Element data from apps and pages
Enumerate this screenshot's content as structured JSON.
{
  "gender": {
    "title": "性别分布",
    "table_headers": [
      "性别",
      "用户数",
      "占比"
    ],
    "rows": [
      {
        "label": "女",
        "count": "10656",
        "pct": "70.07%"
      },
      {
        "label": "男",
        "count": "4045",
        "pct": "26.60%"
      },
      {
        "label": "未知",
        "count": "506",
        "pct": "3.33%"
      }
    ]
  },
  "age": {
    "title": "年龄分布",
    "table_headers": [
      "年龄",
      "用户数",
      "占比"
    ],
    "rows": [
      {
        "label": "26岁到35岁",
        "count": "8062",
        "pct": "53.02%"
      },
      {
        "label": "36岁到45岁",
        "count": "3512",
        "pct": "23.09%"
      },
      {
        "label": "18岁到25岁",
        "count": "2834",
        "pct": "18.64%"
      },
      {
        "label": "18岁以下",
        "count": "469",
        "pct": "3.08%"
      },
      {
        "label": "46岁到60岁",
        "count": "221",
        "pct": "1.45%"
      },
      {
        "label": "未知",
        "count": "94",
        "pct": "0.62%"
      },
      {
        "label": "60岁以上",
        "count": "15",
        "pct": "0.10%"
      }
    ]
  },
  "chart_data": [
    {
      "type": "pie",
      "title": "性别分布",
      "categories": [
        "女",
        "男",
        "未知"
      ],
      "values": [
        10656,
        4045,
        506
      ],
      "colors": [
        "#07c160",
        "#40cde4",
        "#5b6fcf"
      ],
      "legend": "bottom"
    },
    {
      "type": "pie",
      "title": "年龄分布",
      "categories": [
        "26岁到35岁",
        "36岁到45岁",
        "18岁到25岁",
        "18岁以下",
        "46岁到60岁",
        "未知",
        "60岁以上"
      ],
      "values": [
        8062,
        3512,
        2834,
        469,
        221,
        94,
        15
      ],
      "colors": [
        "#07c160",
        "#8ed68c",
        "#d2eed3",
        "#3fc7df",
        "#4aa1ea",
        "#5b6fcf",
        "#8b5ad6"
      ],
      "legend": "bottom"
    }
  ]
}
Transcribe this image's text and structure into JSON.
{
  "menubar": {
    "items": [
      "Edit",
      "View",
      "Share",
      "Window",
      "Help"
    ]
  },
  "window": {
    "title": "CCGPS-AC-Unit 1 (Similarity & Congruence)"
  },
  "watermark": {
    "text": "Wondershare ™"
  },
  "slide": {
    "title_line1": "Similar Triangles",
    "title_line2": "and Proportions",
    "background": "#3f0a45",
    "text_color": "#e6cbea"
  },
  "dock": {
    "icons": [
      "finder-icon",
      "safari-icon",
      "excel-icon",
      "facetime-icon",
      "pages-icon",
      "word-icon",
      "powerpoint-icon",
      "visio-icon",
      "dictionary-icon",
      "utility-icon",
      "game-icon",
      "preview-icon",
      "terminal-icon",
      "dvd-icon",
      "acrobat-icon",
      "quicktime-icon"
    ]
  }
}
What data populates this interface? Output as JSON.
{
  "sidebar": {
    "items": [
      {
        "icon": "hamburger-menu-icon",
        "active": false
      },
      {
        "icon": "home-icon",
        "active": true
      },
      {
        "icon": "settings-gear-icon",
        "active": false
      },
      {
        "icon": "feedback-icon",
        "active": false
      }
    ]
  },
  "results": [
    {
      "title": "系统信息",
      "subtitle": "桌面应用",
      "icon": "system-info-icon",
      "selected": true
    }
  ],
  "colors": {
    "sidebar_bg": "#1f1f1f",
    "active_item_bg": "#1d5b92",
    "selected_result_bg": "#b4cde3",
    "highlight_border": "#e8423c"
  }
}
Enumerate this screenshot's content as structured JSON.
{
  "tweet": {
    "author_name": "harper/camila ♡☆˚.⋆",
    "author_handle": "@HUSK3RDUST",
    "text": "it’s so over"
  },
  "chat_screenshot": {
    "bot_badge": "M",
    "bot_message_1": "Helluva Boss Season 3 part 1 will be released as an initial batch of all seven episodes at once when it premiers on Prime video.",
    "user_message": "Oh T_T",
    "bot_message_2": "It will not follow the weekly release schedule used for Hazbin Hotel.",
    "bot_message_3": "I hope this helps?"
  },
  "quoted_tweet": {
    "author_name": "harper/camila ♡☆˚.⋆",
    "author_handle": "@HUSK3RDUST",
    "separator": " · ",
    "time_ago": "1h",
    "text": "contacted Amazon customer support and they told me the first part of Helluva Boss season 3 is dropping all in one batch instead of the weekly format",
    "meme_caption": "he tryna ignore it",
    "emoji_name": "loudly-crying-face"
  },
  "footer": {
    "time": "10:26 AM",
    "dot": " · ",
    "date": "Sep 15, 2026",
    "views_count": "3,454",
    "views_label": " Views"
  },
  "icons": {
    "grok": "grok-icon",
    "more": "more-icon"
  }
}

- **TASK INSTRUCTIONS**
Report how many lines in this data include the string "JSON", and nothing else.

- **YOUR RESPONSE**
4